### WHAT YOU HAVE TO DO
Wherever the string "label" turns up in the data, copy the whole line.

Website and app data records
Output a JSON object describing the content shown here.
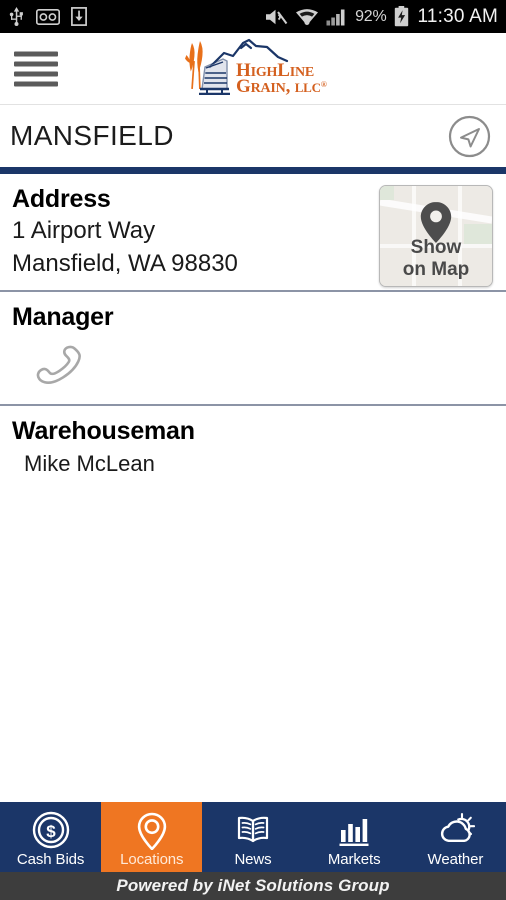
{
  "status_bar": {
    "left_icons": [
      "usb-icon",
      "voicemail-icon",
      "download-icon"
    ],
    "right_icons": [
      "mute-icon",
      "wifi-icon",
      "signal-icon",
      "battery-charging-icon"
    ],
    "battery_percent": "92%",
    "time": "11:30 AM"
  },
  "app_bar": {
    "menu_icon": "hamburger-menu-icon",
    "logo_line1": "HighLine",
    "logo_line2": "Grain, LLC",
    "logo_registered": "®",
    "logo_color_text": "#d4601f",
    "logo_color_mountain": "#1b3668"
  },
  "title_bar": {
    "title": "MANSFIELD",
    "directions_icon": "navigation-arrow-icon",
    "accent_color": "#1b3668"
  },
  "sections": {
    "address": {
      "heading": "Address",
      "street": "1 Airport Way",
      "city_state_zip": "Mansfield, WA 98830",
      "map_button": {
        "icon": "map-pin-icon",
        "line1": "Show",
        "line2": "on Map"
      }
    },
    "manager": {
      "heading": "Manager",
      "name": "",
      "phone_icon": "phone-handset-icon"
    },
    "warehouseman": {
      "heading": "Warehouseman",
      "name": "Mike McLean"
    }
  },
  "bottom_nav": {
    "active_color": "#ef7622",
    "bar_color": "#1b3668",
    "items": [
      {
        "label": "Cash Bids",
        "icon": "dollar-coin-icon",
        "active": false
      },
      {
        "label": "Locations",
        "icon": "map-pin-icon",
        "active": true
      },
      {
        "label": "News",
        "icon": "open-book-icon",
        "active": false
      },
      {
        "label": "Markets",
        "icon": "bar-chart-icon",
        "active": false
      },
      {
        "label": "Weather",
        "icon": "sun-cloud-icon",
        "active": false
      }
    ]
  },
  "footer": {
    "text": "Powered by iNet Solutions Group"
  }
}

### WRITTEN ANSWER
        "label": "Cash Bids",
        "label": "Locations",
        "label": "News",
        "label": "Markets",
        "label": "Weather",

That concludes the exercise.